Sunday, September 27, 2009

My Worst Nightmare

Life can be so lovely and then suddenly so unexpectedly cruel. This morning I had been writing about the joy of being at our cozy old house in Ilwaco when technology intruded. I received a message from a friend that the step-son of a mutual friend was killed on his Vespa last night in Tacoma. You’re going along living your life, which is pretty good, and boom!

My greatest nightmare is losing a child. Although I have four of them I cannot imagine my life without any one of them. As it is I carry with me the knowledge that the average life expectancy for a person with Down’s Syndrome is 50 and my daughter is 38. I would be devastated to lose her or any one of my sons. I try not to dwell on it.

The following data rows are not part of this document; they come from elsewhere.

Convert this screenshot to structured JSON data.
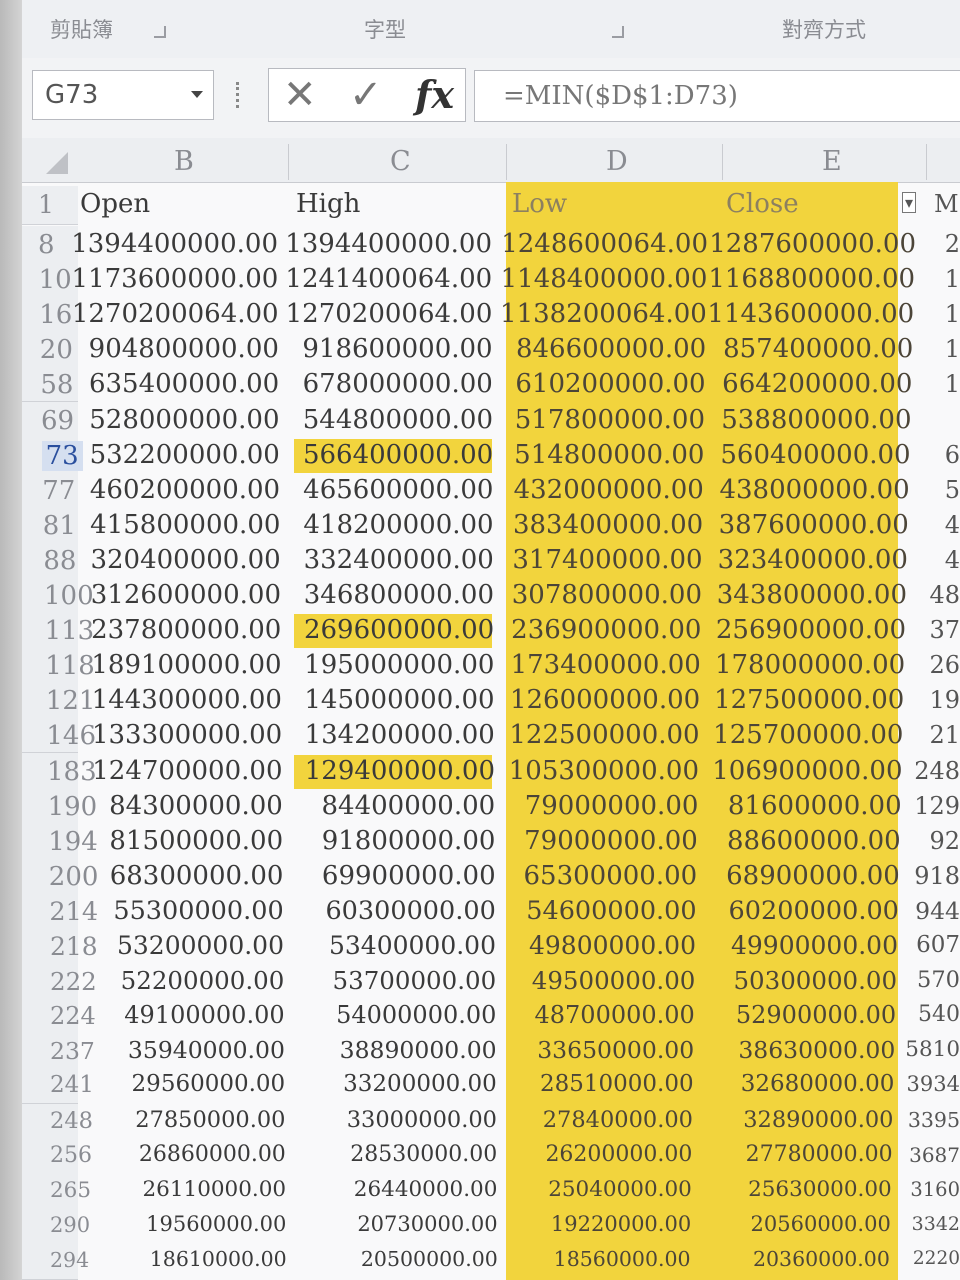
{
  "ribbon": {
    "groups": [
      "剪貼簿",
      "字型",
      "對齊方式"
    ]
  },
  "formula_bar": {
    "name_box": "G73",
    "cancel_icon": "✕",
    "enter_icon": "✓",
    "fx_label": "fx",
    "formula": "=MIN($D$1:D73)"
  },
  "columns": [
    "B",
    "C",
    "D",
    "E"
  ],
  "header_row": {
    "row": "1",
    "B": "Open",
    "C": "High",
    "D": "Low",
    "E": "Close",
    "F": "M"
  },
  "active_row": "73",
  "rows": [
    {
      "row": "8",
      "B": "1394400000.00",
      "C": "1394400000.00",
      "D": "1248600064.00",
      "E": "1287600000.00",
      "F": "2"
    },
    {
      "row": "10",
      "B": "1173600000.00",
      "C": "1241400064.00",
      "D": "1148400000.00",
      "E": "1168800000.00",
      "F": "1"
    },
    {
      "row": "16",
      "B": "1270200064.00",
      "C": "1270200064.00",
      "D": "1138200064.00",
      "E": "1143600000.00",
      "F": "1"
    },
    {
      "row": "20",
      "B": "904800000.00",
      "C": "918600000.00",
      "D": "846600000.00",
      "E": "857400000.00",
      "F": "1"
    },
    {
      "row": "58",
      "B": "635400000.00",
      "C": "678000000.00",
      "D": "610200000.00",
      "E": "664200000.00",
      "F": "1"
    },
    {
      "row": "69",
      "B": "528000000.00",
      "C": "544800000.00",
      "D": "517800000.00",
      "E": "538800000.00",
      "F": ""
    },
    {
      "row": "73",
      "B": "532200000.00",
      "C": "566400000.00",
      "D": "514800000.00",
      "E": "560400000.00",
      "F": "6"
    },
    {
      "row": "77",
      "B": "460200000.00",
      "C": "465600000.00",
      "D": "432000000.00",
      "E": "438000000.00",
      "F": "5"
    },
    {
      "row": "81",
      "B": "415800000.00",
      "C": "418200000.00",
      "D": "383400000.00",
      "E": "387600000.00",
      "F": "4"
    },
    {
      "row": "88",
      "B": "320400000.00",
      "C": "332400000.00",
      "D": "317400000.00",
      "E": "323400000.00",
      "F": "4"
    },
    {
      "row": "100",
      "B": "312600000.00",
      "C": "346800000.00",
      "D": "307800000.00",
      "E": "343800000.00",
      "F": "48"
    },
    {
      "row": "113",
      "B": "237800000.00",
      "C": "269600000.00",
      "D": "236900000.00",
      "E": "256900000.00",
      "F": "37"
    },
    {
      "row": "118",
      "B": "189100000.00",
      "C": "195000000.00",
      "D": "173400000.00",
      "E": "178000000.00",
      "F": "26"
    },
    {
      "row": "121",
      "B": "144300000.00",
      "C": "145000000.00",
      "D": "126000000.00",
      "E": "127500000.00",
      "F": "19"
    },
    {
      "row": "146",
      "B": "133300000.00",
      "C": "134200000.00",
      "D": "122500000.00",
      "E": "125700000.00",
      "F": "21"
    },
    {
      "row": "183",
      "B": "124700000.00",
      "C": "129400000.00",
      "D": "105300000.00",
      "E": "106900000.00",
      "F": "248"
    },
    {
      "row": "190",
      "B": "84300000.00",
      "C": "84400000.00",
      "D": "79000000.00",
      "E": "81600000.00",
      "F": "129"
    },
    {
      "row": "194",
      "B": "81500000.00",
      "C": "91800000.00",
      "D": "79000000.00",
      "E": "88600000.00",
      "F": "92"
    },
    {
      "row": "200",
      "B": "68300000.00",
      "C": "69900000.00",
      "D": "65300000.00",
      "E": "68900000.00",
      "F": "918"
    },
    {
      "row": "214",
      "B": "55300000.00",
      "C": "60300000.00",
      "D": "54600000.00",
      "E": "60200000.00",
      "F": "944"
    },
    {
      "row": "218",
      "B": "53200000.00",
      "C": "53400000.00",
      "D": "49800000.00",
      "E": "49900000.00",
      "F": "607"
    },
    {
      "row": "222",
      "B": "52200000.00",
      "C": "53700000.00",
      "D": "49500000.00",
      "E": "50300000.00",
      "F": "570"
    },
    {
      "row": "224",
      "B": "49100000.00",
      "C": "54000000.00",
      "D": "48700000.00",
      "E": "52900000.00",
      "F": "540"
    },
    {
      "row": "237",
      "B": "35940000.00",
      "C": "38890000.00",
      "D": "33650000.00",
      "E": "38630000.00",
      "F": "5810"
    },
    {
      "row": "241",
      "B": "29560000.00",
      "C": "33200000.00",
      "D": "28510000.00",
      "E": "32680000.00",
      "F": "3934"
    },
    {
      "row": "248",
      "B": "27850000.00",
      "C": "33000000.00",
      "D": "27840000.00",
      "E": "32890000.00",
      "F": "3395"
    },
    {
      "row": "256",
      "B": "26860000.00",
      "C": "28530000.00",
      "D": "26200000.00",
      "E": "27780000.00",
      "F": "3687"
    },
    {
      "row": "265",
      "B": "26110000.00",
      "C": "26440000.00",
      "D": "25040000.00",
      "E": "25630000.00",
      "F": "3160"
    },
    {
      "row": "290",
      "B": "19560000.00",
      "C": "20730000.00",
      "D": "19220000.00",
      "E": "20560000.00",
      "F": "3342"
    },
    {
      "row": "294",
      "B": "18610000.00",
      "C": "20500000.00",
      "D": "18560000.00",
      "E": "20360000.00",
      "F": "2220"
    }
  ],
  "highlighted_high_rows": [
    "73",
    "113",
    "183"
  ],
  "colors": {
    "highlight": "#f2d43d"
  }
}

Several years ago a cousin of mine lost his middle son through suicide. He was on antidepressants and maybe that’s what caused it and maybe he really didn’t mean it, but suicide is the ultimate F-you to those who love you. My cousin had sense enough to join a parent support group to help him deal with the grief, but he still stops by the cemetery regularly to “talk” to his son. My cousin’s wife dealt with it differently. She closed her son’s bedroom door and there it sits. She wouldn’t go to the support group with my cousin. Maybe she thought that no one could understand the level of her grief. I can imagine it. I don’t know how I would react. I believe I would lose my mind. In some ways my cousin’s wife did.

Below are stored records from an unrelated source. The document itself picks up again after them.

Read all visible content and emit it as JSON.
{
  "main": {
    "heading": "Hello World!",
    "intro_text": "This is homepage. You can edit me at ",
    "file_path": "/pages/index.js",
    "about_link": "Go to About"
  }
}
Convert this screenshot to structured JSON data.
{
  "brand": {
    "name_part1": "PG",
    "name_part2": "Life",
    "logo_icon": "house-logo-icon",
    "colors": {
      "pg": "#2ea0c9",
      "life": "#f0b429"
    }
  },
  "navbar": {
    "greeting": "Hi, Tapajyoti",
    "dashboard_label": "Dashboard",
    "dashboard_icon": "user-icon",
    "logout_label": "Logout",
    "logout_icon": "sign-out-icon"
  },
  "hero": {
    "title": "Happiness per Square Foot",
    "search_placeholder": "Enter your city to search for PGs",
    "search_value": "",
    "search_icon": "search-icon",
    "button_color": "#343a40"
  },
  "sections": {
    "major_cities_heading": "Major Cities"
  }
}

So a lovely sunny morning at the beach has turned contemplative as messages fly across the ether about what we can do to support this family in their time of grief. When the house is clean and the car packed I will head home to a grieving circle of friends.

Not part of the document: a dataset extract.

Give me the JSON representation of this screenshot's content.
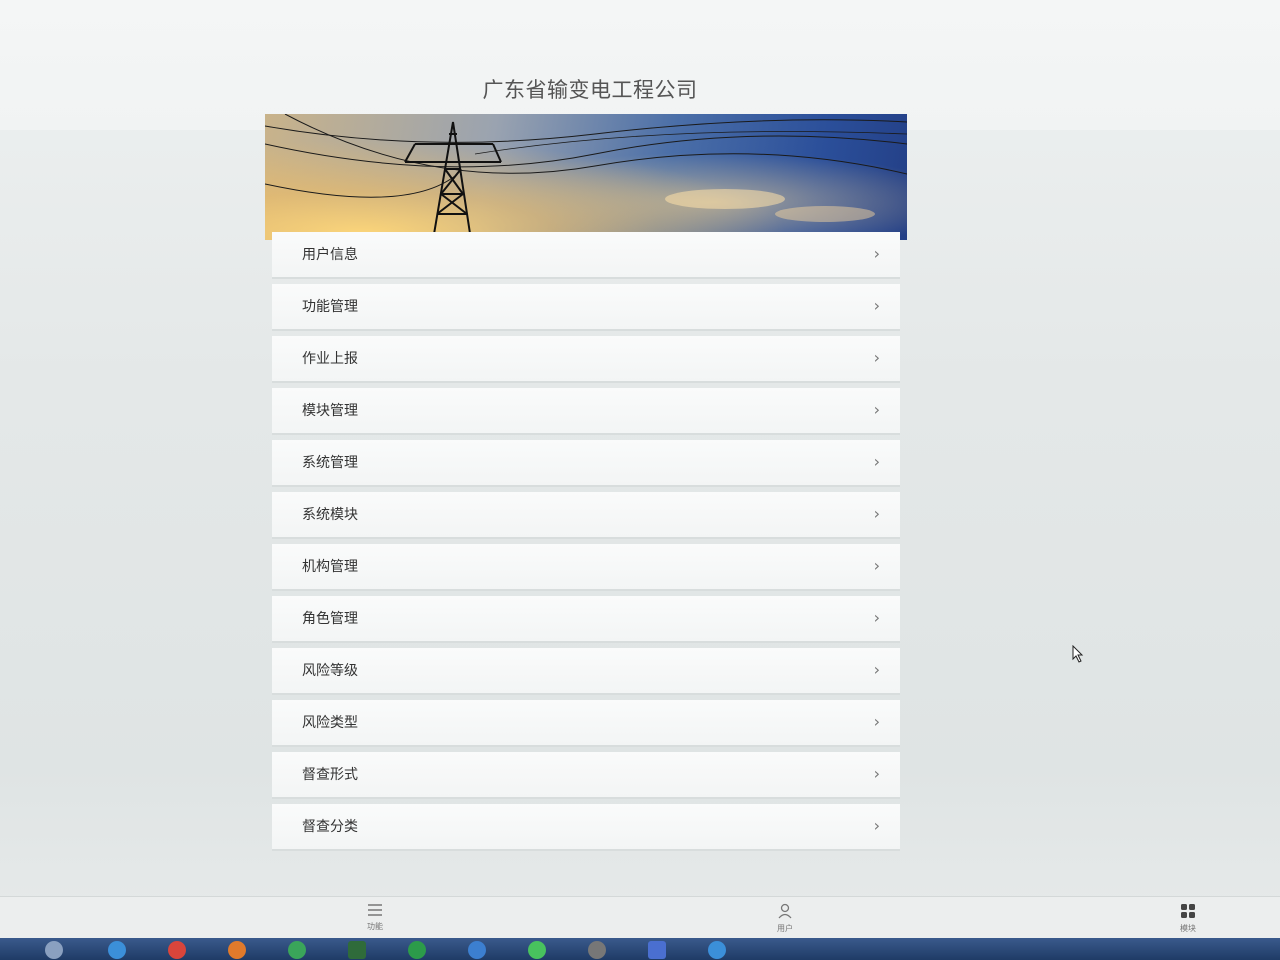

5 comments:

Grandma L said...

I believe it truly is the most horrible nightmare that can be imagined. I lost a 12 year old grandson, and a younger sister when I was eight and the years go by and the grief dims a little with years, but it never goes away.

Stephanie Frieze said...

I believe that every significant loss we have is a wound that never entirely heals. My daddy's been gone seven years and I still miss him. And you are right, over time it scabs over. I cannot imagine what I would do if I lost one of my children. No one should have to bury their child.

Scribbit said...

One of our friend's grandchildren was killed last night and I agree--we've been thinking how quickly things can change.

Kim Thompson said...

I read this in a parenting magazine years ago. No matter how you feel, no matter what is going on in your life or in that moment, always greet your child in the morning with the biggest smile you can muster and tell them how happy you are to see them. Do this every day, even as your children age because if your child left you (as you describe Stephanie), they'll have the knowledge and the peace that they were always loved and welcomed into their day.

I took that advice to heart.

Stephanie Frieze said...

Good advice, Kim. I know our family tells each other we love them every time we part or hang up the phone or even on FB. You never know when it's going to be the last time you have the opportunity.

Today at school I went to astornomy with my wheelchair student. We watched a video about deep space threats to life on Earth. I guess an asteroid or a gamma ray could hit us any time or the sun could collapse, but it's the stupid stuff like a traffic accident or being in the wrong place at the wrong time that frightens me.